╔══

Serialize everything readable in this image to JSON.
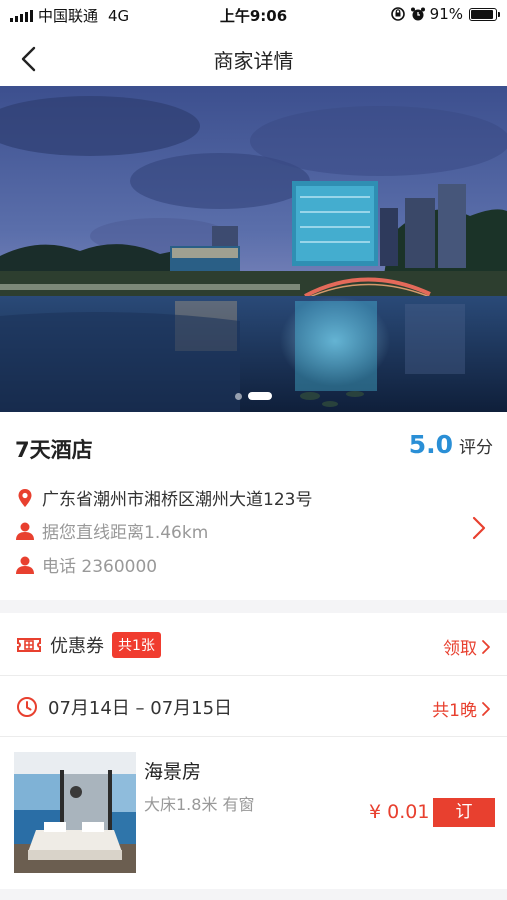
{
  "status_bar": {
    "carrier": "中国联通",
    "network": "4G",
    "time": "上午9:06",
    "battery_percent": "91%",
    "battery_level": 0.91
  },
  "nav": {
    "title": "商家详情",
    "back_icon": "chevron-left-icon"
  },
  "hero": {
    "slide_count": 2,
    "active_slide": 2
  },
  "hotel": {
    "name": "7天酒店",
    "rating_score": "5.0",
    "rating_unit": "评分",
    "address": "广东省潮州市湘桥区潮州大道123号",
    "distance": "据您直线距离1.46km",
    "phone": "电话 2360000"
  },
  "coupon": {
    "label": "优惠券",
    "badge": "共1张",
    "action": "领取"
  },
  "dates": {
    "range": "07月14日 – 07月15日",
    "nights": "共1晚"
  },
  "room": {
    "name": "海景房",
    "desc": "大床1.8米  有窗",
    "price": "¥ 0.01",
    "book_label": "订"
  },
  "colors": {
    "accent_red": "#e8402f",
    "rating_blue": "#2a8fd6",
    "separator": "#f4f4f6"
  }
}
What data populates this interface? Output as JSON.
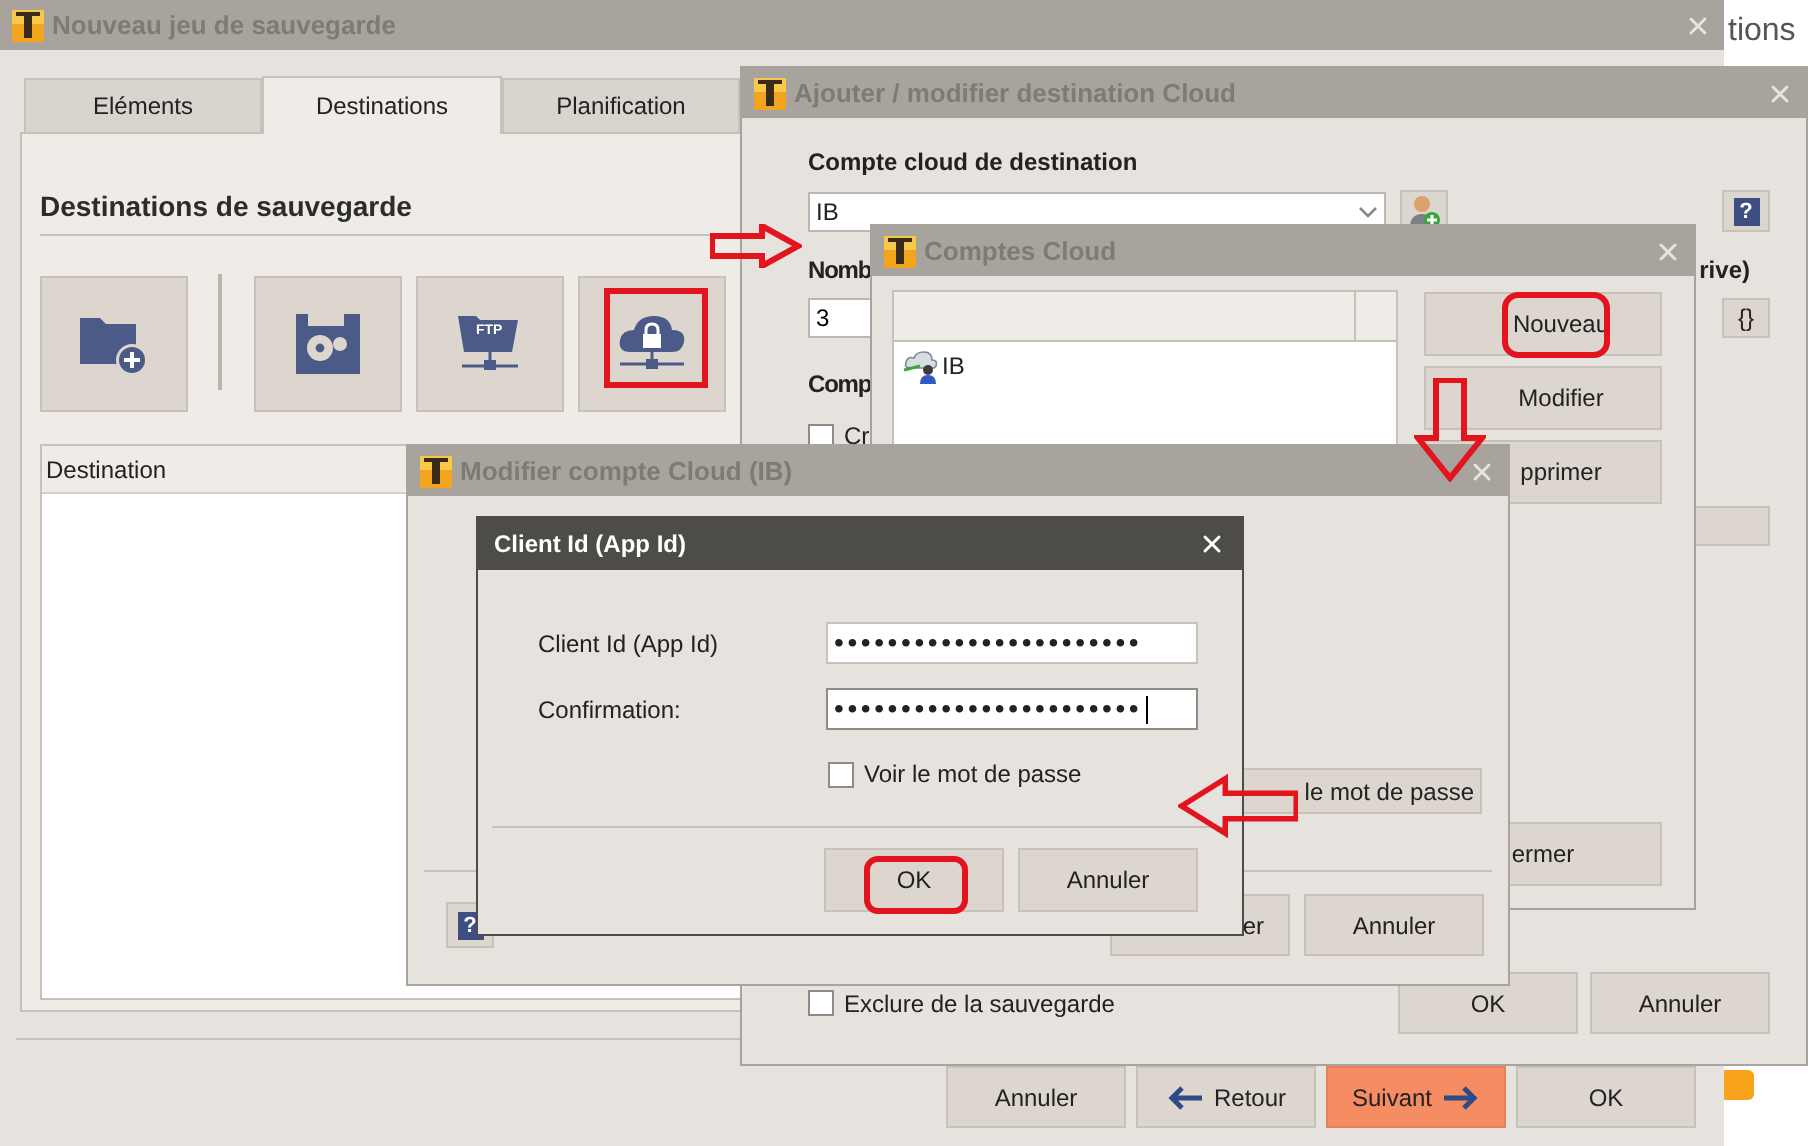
{
  "background_page": {
    "text": "tions"
  },
  "main_window": {
    "title": "Nouveau jeu de sauvegarde",
    "tabs": [
      {
        "label": "Eléments",
        "selected": false
      },
      {
        "label": "Destinations",
        "selected": true
      },
      {
        "label": "Planification",
        "selected": false
      }
    ],
    "section_title": "Destinations de sauvegarde",
    "destination_types": [
      {
        "kind": "folder",
        "highlighted": false
      },
      {
        "kind": "disk",
        "highlighted": false
      },
      {
        "kind": "ftp",
        "highlighted": false,
        "text": "FTP"
      },
      {
        "kind": "cloud",
        "highlighted": true
      }
    ],
    "list": {
      "columns": [
        "Destination"
      ]
    },
    "buttons": [
      {
        "label": "Annuler",
        "kind": "plain"
      },
      {
        "label": "Retour",
        "kind": "back"
      },
      {
        "label": "Suivant",
        "kind": "next"
      },
      {
        "label": "OK",
        "kind": "plain"
      }
    ]
  },
  "cloud_destination_dialog": {
    "title": "Ajouter / modifier destination Cloud",
    "account_label": "Compte cloud de destination",
    "account_value": "IB",
    "help": "?",
    "count_label": "Nomb",
    "count_label_end": "rive)",
    "count_value": "3",
    "variables_button": "{}",
    "compression_label": "Comp",
    "options": [
      {
        "label": "Cr",
        "checked": false
      }
    ],
    "exclude": {
      "label": "Exclure de la sauvegarde",
      "checked": false
    },
    "buttons": [
      "OK",
      "Annuler"
    ]
  },
  "cloud_accounts_dialog": {
    "title": "Comptes Cloud",
    "accounts": [
      {
        "name": "IB"
      }
    ],
    "buttons": [
      {
        "label": "Nouveau",
        "highlighted": true
      },
      {
        "label": "Modifier",
        "highlighted": false
      },
      {
        "label": "pprimer",
        "highlighted": false
      }
    ],
    "close_button": "ermer"
  },
  "edit_account_dialog": {
    "title": "Modifier compte Cloud (IB)",
    "password_button": "le mot de passe",
    "help": "?",
    "buttons": [
      "er",
      "Annuler"
    ]
  },
  "client_id_dialog": {
    "title": "Client Id (App Id)",
    "fields": [
      {
        "label": "Client Id (App Id)",
        "value": "•••••••••••••••••••••••",
        "focused": false
      },
      {
        "label": "Confirmation:",
        "value": "•••••••••••••••••••••••",
        "focused": true
      }
    ],
    "show_password": {
      "label": "Voir le mot de passe",
      "checked": false
    },
    "buttons": [
      {
        "label": "OK",
        "highlighted": true
      },
      {
        "label": "Annuler",
        "highlighted": false
      }
    ]
  }
}
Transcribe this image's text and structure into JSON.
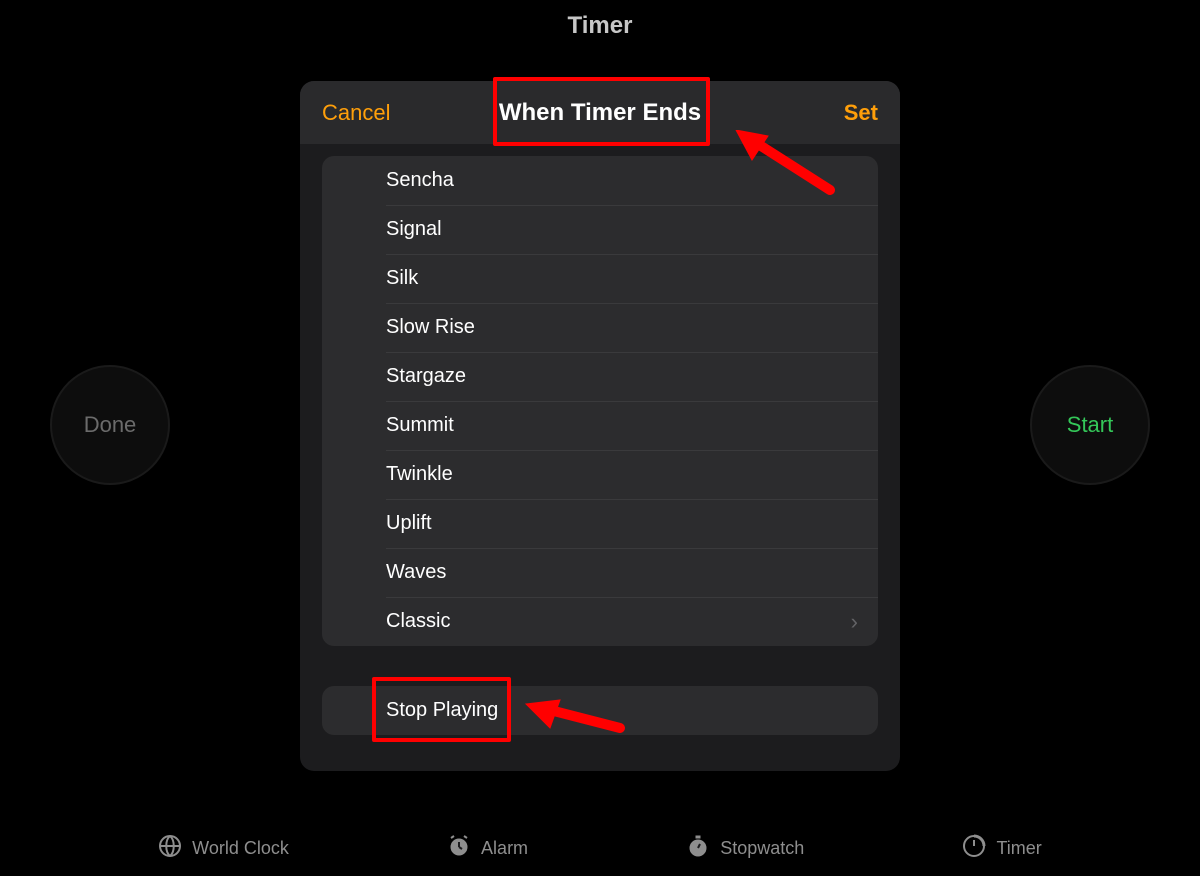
{
  "background": {
    "title": "Timer",
    "done_label": "Done",
    "start_label": "Start"
  },
  "tabs": {
    "world_clock": "World Clock",
    "alarm": "Alarm",
    "stopwatch": "Stopwatch",
    "timer": "Timer"
  },
  "sheet": {
    "cancel_label": "Cancel",
    "title": "When Timer Ends",
    "set_label": "Set",
    "items": [
      "Sencha",
      "Signal",
      "Silk",
      "Slow Rise",
      "Stargaze",
      "Summit",
      "Twinkle",
      "Uplift",
      "Waves"
    ],
    "classic_label": "Classic",
    "stop_label": "Stop Playing"
  },
  "colors": {
    "accent_orange": "#ff9f0a",
    "accent_green": "#34c759",
    "highlight_red": "#ff0000"
  }
}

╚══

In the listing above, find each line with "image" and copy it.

Serialize everything readable in this image to JSON.
Transcribe this image's text and structure into JSON.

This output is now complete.